Thousands of people in the southeastern US have been affected by Hurricane Florence, and CarMax wants to help by providing valuable information to owners of flood-damaged cars. Keep these tips in mind so you’ll know how to assess damage and avoid those cars when it’s time to buy a replacement.
Suspect flood damage? Don’t start your car!
If you think your vehicle may have water damage, do not attempt to turn it on or operate it until you’ve informed your insurance company. Your provider should advise you on when and how to start your vehicle, and where to take it for inspection, or if an inspector will come to you to formally assess any damage.
We can’t stress this enough: use extreme caution when determining the extent of the damage and contact your insurance provider as soon as possible.
How to check for flood damage
If you’re sure the water did not reach the level where your car door opens, it's probably safe to drive. You should still have it inspected by a mechanic as soon as possible. Some makes and models have their batteries and other sensitive electronic components housed at a low point in the car’s frame, like the lower part of the engine or near the spare tire compartment in the trunk.
If you suspect or see evidence that water has risen above your door openings, do not start your vehicle. Even if it doesn't start, any attempt to get your car running could cause further damage. Have your vehicle towed to a mechanic for inspection.
If you suspect water damage, have a mechanic check all the fluids. “For example, if your oil indicator is high, that may be a sign that there’s water in your engine,” says Mark Royer, a master technician for CarMax in Charlotte, North Carolina. Water can contaminate fluids which can lead to expensive repairs down the road.
Flood-damaged vehicles are often neither mechanically, nor structurally sound. Water damage reveals itself in several ways.
In the short term, electrical issues are commonly the first to become apparent
Longer-term problems can include rust and corrosion, which could affect a vehicle’s structural integrity
How to avoid buying a flood-damaged car
Here are four things you can do to avoid purchasing a flood-damaged vehicle:
Watch for excessive condensation on the interior of windows and windshields. Especially on warm days, condensation can indicate that there’s excessive moisture inside the vehicle.
Check behind the front seats and inside the spare tire well. Both are common areas for sitting water to pool and cause damage.
Inspect for rust. Excessive rust in the spare tire well, engine compartment, or undercarriage of the vehicle can be an indication of flood damage.
Check the Vehicle History Report. Using the VIN, you can see whether a flood claim has been filed, or if a salvage title has been issued.
For more precautions you can take, see our full article How to Identify and Avoid Flood Damaged Cars.

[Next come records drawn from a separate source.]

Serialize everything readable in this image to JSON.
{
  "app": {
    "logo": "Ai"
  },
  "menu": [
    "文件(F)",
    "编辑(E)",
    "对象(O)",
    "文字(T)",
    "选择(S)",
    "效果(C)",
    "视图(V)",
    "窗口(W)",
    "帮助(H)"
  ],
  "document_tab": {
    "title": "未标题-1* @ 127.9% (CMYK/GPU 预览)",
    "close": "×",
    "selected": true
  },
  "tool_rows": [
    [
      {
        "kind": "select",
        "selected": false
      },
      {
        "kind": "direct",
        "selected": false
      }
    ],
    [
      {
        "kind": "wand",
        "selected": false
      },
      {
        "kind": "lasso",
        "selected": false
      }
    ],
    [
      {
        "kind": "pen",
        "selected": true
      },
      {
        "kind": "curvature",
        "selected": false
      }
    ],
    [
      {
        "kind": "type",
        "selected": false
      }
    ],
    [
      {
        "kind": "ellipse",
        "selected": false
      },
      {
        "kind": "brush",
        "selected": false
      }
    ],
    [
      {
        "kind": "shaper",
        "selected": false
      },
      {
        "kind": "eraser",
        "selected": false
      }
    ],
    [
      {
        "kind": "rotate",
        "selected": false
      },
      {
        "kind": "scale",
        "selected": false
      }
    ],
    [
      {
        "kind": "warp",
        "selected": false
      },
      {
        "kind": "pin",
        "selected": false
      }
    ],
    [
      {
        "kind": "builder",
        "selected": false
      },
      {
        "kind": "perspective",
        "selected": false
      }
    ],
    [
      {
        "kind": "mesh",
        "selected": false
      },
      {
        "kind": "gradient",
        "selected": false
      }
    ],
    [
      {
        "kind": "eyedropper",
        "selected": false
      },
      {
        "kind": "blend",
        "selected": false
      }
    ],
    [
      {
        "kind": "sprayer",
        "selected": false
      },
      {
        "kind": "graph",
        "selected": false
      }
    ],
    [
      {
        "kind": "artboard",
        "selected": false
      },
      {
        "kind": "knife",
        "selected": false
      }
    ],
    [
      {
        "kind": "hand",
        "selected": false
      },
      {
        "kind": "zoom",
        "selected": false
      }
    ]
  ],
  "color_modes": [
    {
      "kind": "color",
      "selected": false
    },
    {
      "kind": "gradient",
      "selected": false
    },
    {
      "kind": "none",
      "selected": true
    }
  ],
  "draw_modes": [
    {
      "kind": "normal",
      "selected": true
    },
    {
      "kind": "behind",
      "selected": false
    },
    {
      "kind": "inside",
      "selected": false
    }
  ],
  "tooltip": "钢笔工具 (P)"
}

CarMax does not sell flood-damaged vehicles, but we do see these vehicles in the marketplace. We’ve bought and sold more than 8 million cars over the years, so our nationwide team knows what to watch out for.
CarMax American Red Cross Partner
CarMax is a national American Red Cross Disaster Responder Partner, annually donating $250,000 to ensure immediate response to those affected by disasters big and small. This support enables the Red Cross to help people affected by disasters like storms and countless other crises. CarMax is encouraging associates to donate to the Red Cross. For every dollar an associate donates, The CarMax Foundation will donate two dollars.